The decision to use multimedia on your Web site should not be made lightly. The addition of media other than text and graphics may require users to have a specific browser, plug-in, computer system and a good data rate from their modem. Just having to download and install a plug-in will deter many users. Your audience will be restricted by the many factors involved in determining a users ability to access multimedia. When considering multimedia the major factors are: relevance, file size, and bandwidth. Donít alienate your audience by making them wait for material that is not useful or relevant to the content. Minimize frustration and wasted time by letting users know in advance what is required in terms of browser software, plug-ins and time. Provide the file size and the option to download the appropriate plug-in.
A Word about Plug-Ins

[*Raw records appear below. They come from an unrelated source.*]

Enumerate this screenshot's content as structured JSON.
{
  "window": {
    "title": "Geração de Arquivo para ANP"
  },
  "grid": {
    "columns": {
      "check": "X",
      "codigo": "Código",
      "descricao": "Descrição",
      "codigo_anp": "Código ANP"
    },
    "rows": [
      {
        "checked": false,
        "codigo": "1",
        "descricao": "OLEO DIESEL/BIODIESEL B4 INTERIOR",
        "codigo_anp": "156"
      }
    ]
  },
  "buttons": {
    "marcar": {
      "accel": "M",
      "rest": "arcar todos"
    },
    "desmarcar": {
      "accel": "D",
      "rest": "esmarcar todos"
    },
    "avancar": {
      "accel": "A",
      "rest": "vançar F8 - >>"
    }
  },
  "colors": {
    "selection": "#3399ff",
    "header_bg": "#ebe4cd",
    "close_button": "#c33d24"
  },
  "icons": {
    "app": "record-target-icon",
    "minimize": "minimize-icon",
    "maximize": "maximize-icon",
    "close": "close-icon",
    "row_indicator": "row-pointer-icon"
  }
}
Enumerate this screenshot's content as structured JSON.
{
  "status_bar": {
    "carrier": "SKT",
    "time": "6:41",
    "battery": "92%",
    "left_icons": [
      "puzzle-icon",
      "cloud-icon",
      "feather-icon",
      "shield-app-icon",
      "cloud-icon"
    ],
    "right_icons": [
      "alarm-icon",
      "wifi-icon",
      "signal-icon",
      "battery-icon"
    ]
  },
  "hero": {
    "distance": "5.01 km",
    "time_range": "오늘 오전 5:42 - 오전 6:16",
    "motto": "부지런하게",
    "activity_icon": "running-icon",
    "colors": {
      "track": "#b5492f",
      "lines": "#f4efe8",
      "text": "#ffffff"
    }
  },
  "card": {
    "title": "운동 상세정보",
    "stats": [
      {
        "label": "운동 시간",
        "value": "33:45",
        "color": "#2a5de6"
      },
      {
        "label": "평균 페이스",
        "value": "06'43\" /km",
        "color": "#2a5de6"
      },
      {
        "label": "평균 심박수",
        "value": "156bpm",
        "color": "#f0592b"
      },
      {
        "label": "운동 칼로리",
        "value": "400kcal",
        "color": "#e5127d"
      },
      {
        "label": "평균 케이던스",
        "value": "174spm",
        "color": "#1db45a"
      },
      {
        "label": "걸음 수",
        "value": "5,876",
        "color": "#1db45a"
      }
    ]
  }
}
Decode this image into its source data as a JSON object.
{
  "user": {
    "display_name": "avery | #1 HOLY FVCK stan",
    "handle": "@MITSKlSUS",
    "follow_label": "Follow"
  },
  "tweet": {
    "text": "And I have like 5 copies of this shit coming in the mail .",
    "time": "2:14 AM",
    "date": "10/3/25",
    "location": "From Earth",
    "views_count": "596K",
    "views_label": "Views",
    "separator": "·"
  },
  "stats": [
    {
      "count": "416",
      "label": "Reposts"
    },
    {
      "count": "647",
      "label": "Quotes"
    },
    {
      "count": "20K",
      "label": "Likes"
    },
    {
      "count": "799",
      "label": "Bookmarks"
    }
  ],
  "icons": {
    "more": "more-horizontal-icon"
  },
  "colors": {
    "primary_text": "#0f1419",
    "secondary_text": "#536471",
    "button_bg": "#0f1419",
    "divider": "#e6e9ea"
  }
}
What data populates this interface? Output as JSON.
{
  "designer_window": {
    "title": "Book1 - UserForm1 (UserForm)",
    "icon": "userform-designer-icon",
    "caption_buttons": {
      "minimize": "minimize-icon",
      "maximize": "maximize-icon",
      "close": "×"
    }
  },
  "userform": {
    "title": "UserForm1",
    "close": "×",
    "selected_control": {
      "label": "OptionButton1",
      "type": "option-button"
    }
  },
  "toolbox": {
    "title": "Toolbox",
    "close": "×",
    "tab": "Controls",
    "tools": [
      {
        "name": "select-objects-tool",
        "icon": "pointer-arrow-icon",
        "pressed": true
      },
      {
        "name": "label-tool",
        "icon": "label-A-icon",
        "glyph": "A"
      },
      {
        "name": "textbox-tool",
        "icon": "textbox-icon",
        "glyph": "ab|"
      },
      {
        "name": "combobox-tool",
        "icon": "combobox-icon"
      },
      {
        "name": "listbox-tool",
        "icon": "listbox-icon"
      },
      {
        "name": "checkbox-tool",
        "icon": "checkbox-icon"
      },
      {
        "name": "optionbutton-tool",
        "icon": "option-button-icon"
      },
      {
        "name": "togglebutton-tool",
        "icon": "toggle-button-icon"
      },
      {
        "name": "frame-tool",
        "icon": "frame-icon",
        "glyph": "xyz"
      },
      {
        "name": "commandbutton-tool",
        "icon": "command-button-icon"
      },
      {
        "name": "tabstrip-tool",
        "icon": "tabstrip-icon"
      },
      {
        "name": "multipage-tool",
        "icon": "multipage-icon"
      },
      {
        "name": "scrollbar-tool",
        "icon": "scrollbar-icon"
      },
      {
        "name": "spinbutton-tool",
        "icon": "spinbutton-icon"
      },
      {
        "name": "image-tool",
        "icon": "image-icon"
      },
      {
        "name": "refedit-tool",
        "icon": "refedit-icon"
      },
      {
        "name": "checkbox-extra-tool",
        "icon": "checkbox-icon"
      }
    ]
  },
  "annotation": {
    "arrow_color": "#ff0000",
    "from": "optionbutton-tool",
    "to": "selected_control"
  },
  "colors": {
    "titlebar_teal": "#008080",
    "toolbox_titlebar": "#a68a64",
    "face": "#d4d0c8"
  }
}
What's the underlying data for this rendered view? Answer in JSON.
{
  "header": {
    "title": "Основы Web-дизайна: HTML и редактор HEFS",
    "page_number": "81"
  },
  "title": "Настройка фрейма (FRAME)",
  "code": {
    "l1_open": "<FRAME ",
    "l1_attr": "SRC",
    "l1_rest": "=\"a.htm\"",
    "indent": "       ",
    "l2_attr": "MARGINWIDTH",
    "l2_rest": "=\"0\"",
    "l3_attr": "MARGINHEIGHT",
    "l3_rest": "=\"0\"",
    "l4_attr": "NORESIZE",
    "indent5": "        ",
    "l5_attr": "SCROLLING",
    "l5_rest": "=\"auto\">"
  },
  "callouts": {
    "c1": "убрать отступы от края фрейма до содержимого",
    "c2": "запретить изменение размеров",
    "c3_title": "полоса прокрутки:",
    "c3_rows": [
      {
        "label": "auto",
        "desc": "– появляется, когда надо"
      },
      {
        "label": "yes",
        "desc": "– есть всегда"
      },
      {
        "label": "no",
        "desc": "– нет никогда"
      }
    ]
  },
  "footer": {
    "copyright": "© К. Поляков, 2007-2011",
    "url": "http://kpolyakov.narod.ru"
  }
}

A plug-in is a piece of software designed to use or display a particular file format in the Web environment. It increases the functionality and interactivity of the Web environment allowing access to audio, video, animation and interactive material developed with authoring programs such as Director and Authorware. Plug-ins are downloaded from the Internet, installed on a users hard drive and activated by the Web browser. The drawback of the addition of multimedia is the typically large file sizes combined with inadequate bandwidth. In addition, many novice users find downloading and installing software from the Internet too intimidating to attempt.
A series of still GIF images may be used to build an animation. GIF animation programs are easy to use and many are available to download, free, from the Internet. The programs combine a series of individual GIFs into one file and provide timing, transparency and play options. The file size will be large because of the sum of the individual GIF files in the sequence. But, because the animation will begin to play before all the images are downloaded, the wait time should be acceptable.
It is particularly important that the animation added to a Web page not be distracting. It should add to the content and be meaningful. There is little doubt that an animation will be eye-catching. Be sure, however, that the animation does not become annoying in trying to absorb the other elements and content of the page.
Good compression, reasonable bandwidth requirements and maintained quality now make sound files practical for Web delivery. Any defects in the original source will be exaggerated once the audio has been digitized and compressed. Make sure, therefore, that all recordings are made with good equipment in an noise-free environment.
Video for the Web is highly compressed and viewed in small windows. It does not distinguish fine detail or effectively display motion. Keep this in mind and shoot video at medium to close range with restricted motion. Also, begin with the best quality video available. Digital processing and compression will only emphasize flaws in the quality of the original product. Although one must compromise video quality, there are still interesting and useful applications of video on the Web.